The COVID-19 pandemic has highlighted the structural inequalities, inadequate healthcare, and underfunded social systems that Canada’s First Nations peoples have been dealing with for centuries. The 1.4 million Indigenous people in Canada experience higher levels of poverty and a lower life expectancy than other Canadians, meaning the pandemic is affecting Indigenous people in a way that is different from others.
As society shifts to beat the virus, Indigenous communities cannot be simply written off as vulnerable populations that are more harshly affected by society-wide problems. One cannot lose sight of the importance of continuing to strengthen Indigenous rights during this pandemic.
Taking Control When No One Else Will
According to the Ontario Human Rights Council, responding to the pandemic in a way that is consistent with human rights means “providing all healthcare services related to COVID-19, including testing, triaging, treatment and possible vaccination, without stigma or discrimination based on the grounds of Indigenous ancestry, race, ethnic origin, place of origin, citizenship status, age, disability, sexual orientation, gender identity, social condition, etc.” 
Unfortunately, systematic discrimination has meant that the necessary preparations aren’t reaching most First Nations communities in need. They are already dealing with overcrowded healthcare facilities and Friendship Centres, straining their resources and thus their ability to handle the problem. To limit exposure to the novel coronavirus, many are taking one of the measures available to them: they are closing their land borders. Indigenous nations maintain rights that give them control over who enters their territories – while this measure has not been universally applied, it has given communities one way to prevent new cases from spreading within their communities.
Several First Nations communities have already taken very stringent measures. The Pimicikamak Cree Nation north of Winnipeg has closed its borders and has put in place measures to check every vehicle upon entry, turning away outsiders for the protection of those living on the reserve. The council of the Haida Nation has discouraged “all non-resident travel” to the Charlotte Islands, citing limited health resources.
The Federal government has said it would offer Indigenous communities aid by sending personal protective equipment and more nursing staff. But as MP Niki Ashton said, “saying ‘wash your hands thoroughly and self-isolate’ is completely disconnected from remote First Nations that don’t have access to running water, and the housing crisis means they can’t self-isolate.”
Helping Indigenous communities means strengthening their rights; this can be done by implementing the recommendations made by the Truth and Reconciliation Commission and the Final Report issued as a result of the Inquiry into Missing and Murdered Indigenous Women and Girls. Ratification of the United Nations Declaration on the Rights of Indigenous Peoples and implementing, in a focused way, the recognition of Indigenous rights into Canadian law needs to be a priority.
The Pandemic Threatens Focus On Important First Nations Issues
At the beginning of their tenure, the Federal Liberal government promised to build on steps toward improving the lives of First Nations, Métis and Inuit in the first year of its new mandate.

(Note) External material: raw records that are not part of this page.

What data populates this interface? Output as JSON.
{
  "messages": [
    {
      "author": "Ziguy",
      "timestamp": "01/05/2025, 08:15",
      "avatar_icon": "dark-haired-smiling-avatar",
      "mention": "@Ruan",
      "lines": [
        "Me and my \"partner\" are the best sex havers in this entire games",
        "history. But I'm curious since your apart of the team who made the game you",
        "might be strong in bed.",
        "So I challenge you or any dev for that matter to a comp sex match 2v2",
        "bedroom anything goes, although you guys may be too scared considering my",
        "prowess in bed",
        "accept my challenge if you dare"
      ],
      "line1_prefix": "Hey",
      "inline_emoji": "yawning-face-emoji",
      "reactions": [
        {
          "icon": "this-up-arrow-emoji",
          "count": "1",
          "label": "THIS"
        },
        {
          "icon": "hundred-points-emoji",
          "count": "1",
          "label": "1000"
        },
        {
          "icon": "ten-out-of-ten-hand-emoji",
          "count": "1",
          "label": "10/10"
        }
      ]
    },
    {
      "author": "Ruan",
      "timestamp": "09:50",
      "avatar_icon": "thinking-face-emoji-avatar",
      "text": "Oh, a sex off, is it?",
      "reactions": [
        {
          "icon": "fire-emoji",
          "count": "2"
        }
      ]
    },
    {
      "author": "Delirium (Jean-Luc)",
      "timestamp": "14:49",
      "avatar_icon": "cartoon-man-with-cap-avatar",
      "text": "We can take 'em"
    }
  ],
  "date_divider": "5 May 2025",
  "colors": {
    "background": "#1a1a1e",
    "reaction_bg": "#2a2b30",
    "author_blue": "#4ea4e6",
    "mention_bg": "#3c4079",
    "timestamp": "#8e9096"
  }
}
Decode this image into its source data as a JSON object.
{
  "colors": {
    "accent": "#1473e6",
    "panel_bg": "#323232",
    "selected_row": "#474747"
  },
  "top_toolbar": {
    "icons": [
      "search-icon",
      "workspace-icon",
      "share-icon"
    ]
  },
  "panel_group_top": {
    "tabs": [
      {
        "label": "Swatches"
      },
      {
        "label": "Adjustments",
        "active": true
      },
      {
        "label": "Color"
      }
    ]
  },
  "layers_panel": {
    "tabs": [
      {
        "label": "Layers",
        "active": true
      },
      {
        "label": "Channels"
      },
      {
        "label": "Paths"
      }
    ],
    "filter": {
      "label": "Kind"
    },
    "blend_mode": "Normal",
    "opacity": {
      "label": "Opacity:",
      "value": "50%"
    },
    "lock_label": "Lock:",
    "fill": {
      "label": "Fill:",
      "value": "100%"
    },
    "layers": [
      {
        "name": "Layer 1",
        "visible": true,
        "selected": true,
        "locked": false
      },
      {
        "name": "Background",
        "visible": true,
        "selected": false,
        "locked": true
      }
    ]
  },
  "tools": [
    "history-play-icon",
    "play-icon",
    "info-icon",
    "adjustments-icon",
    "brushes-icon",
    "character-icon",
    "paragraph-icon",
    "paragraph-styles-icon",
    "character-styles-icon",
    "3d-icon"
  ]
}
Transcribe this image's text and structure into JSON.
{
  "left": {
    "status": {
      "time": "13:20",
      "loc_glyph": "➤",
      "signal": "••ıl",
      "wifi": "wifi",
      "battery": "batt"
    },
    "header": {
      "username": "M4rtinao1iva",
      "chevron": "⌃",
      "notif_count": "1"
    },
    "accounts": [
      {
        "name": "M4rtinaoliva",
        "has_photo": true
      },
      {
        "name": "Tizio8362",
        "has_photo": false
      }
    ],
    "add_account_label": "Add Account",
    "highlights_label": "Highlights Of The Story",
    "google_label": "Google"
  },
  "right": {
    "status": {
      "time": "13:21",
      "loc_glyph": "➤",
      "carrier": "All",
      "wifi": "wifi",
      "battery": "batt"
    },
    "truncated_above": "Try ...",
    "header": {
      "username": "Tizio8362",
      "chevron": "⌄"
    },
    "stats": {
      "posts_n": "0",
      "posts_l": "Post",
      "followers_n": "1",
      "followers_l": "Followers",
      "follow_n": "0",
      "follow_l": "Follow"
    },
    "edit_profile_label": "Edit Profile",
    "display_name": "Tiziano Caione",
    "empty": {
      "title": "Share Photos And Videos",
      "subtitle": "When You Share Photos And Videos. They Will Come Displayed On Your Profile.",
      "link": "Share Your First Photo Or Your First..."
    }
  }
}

This includes ensuring safe drinking water in First Nations communities and improving access to culturally relevant health care and mental health services, both of which are essential for getting through the pandemic safely.
“The COVID pandemic has really hit a number of ministries quite hard, but that doesn’t prevent them from continuing their work in a number of super-important areas, of which this is one,” said Indigenous Services Minister Marc Miller. Despite what is said, the pandemic still threatens to disrupt any progress and attention paid towards achieving reconciliation.
This is paradoxical because strengthening Indigenous rights will only help vulnerable communities get through this pandemic. It is important to lobby the provincial and Federal governments and ensure that Canadians do not forget about the steps still needed towards reconciliation. The pandemic only makes the disparities between communities more clear, and progress cannot be put on hold!